What you have to do: Could you reproduce all of the following entries exactly?

Source records:
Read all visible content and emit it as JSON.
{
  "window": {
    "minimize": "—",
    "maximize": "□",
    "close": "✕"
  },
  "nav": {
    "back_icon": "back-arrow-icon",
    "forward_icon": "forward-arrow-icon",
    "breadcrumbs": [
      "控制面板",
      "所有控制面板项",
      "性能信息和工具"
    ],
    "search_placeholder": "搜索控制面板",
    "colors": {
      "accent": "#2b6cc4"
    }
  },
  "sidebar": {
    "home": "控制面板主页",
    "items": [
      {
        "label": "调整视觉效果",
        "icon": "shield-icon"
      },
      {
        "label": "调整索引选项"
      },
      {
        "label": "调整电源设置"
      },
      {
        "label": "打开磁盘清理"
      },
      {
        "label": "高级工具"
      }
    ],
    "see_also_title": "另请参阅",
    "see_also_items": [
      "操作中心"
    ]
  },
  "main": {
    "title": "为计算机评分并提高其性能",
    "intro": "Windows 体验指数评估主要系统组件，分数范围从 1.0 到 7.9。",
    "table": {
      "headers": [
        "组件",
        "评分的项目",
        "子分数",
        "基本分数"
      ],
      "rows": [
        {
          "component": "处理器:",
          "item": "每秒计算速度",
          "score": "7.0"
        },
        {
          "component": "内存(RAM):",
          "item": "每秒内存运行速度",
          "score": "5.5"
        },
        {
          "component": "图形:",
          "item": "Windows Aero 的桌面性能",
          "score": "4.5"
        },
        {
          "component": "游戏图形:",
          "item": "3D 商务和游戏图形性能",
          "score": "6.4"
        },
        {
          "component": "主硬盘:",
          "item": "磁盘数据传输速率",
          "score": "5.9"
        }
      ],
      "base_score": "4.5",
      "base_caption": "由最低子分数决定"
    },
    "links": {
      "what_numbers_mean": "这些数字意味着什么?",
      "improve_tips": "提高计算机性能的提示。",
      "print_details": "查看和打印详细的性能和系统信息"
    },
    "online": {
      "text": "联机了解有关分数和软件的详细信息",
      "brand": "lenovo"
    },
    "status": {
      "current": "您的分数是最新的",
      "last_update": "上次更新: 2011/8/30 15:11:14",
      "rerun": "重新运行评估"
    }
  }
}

Your solution:
Read all visible content and emit it as JSON.
{
  "window": {
    "minimize": "—",
    "maximize": "□",
    "close": "✕"
  },
  "nav": {
    "back_icon": "back-arrow-icon",
    "forward_icon": "forward-arrow-icon",
    "breadcrumbs": [
      "控制面板",
      "所有控制面板项",
      "性能信息和工具"
    ],
    "search_placeholder": "搜索控制面板",
    "colors": {
      "accent": "#2b6cc4"
    }
  },
  "sidebar": {
    "home": "控制面板主页",
    "items": [
      {
        "label": "调整视觉效果",
        "icon": "shield-icon"
      },
      {
        "label": "调整索引选项"
      },
      {
        "label": "调整电源设置"
      },
      {
        "label": "打开磁盘清理"
      },
      {
        "label": "高级工具"
      }
    ],
    "see_also_title": "另请参阅",
    "see_also_items": [
      "操作中心"
    ]
  },
  "main": {
    "title": "为计算机评分并提高其性能",
    "intro": "Windows 体验指数评估主要系统组件，分数范围从 1.0 到 7.9。",
    "table": {
      "headers": [
        "组件",
        "评分的项目",
        "子分数",
        "基本分数"
      ],
      "rows": [
        {
          "component": "处理器:",
          "item": "每秒计算速度",
          "score": "7.0"
        },
        {
          "component": "内存(RAM):",
          "item": "每秒内存运行速度",
          "score": "5.5"
        },
        {
          "component": "图形:",
          "item": "Windows Aero 的桌面性能",
          "score": "4.5"
        },
        {
          "component": "游戏图形:",
          "item": "3D 商务和游戏图形性能",
          "score": "6.4"
        },
        {
          "component": "主硬盘:",
          "item": "磁盘数据传输速率",
          "score": "5.9"
        }
      ],
      "base_score": "4.5",
      "base_caption": "由最低子分数决定"
    },
    "links": {
      "what_numbers_mean": "这些数字意味着什么?",
      "improve_tips": "提高计算机性能的提示。",
      "print_details": "查看和打印详细的性能和系统信息"
    },
    "online": {
      "text": "联机了解有关分数和软件的详细信息",
      "brand": "lenovo"
    },
    "status": {
      "current": "您的分数是最新的",
      "last_update": "上次更新: 2011/8/30 15:11:14",
      "rerun": "重新运行评估"
    }
  }
}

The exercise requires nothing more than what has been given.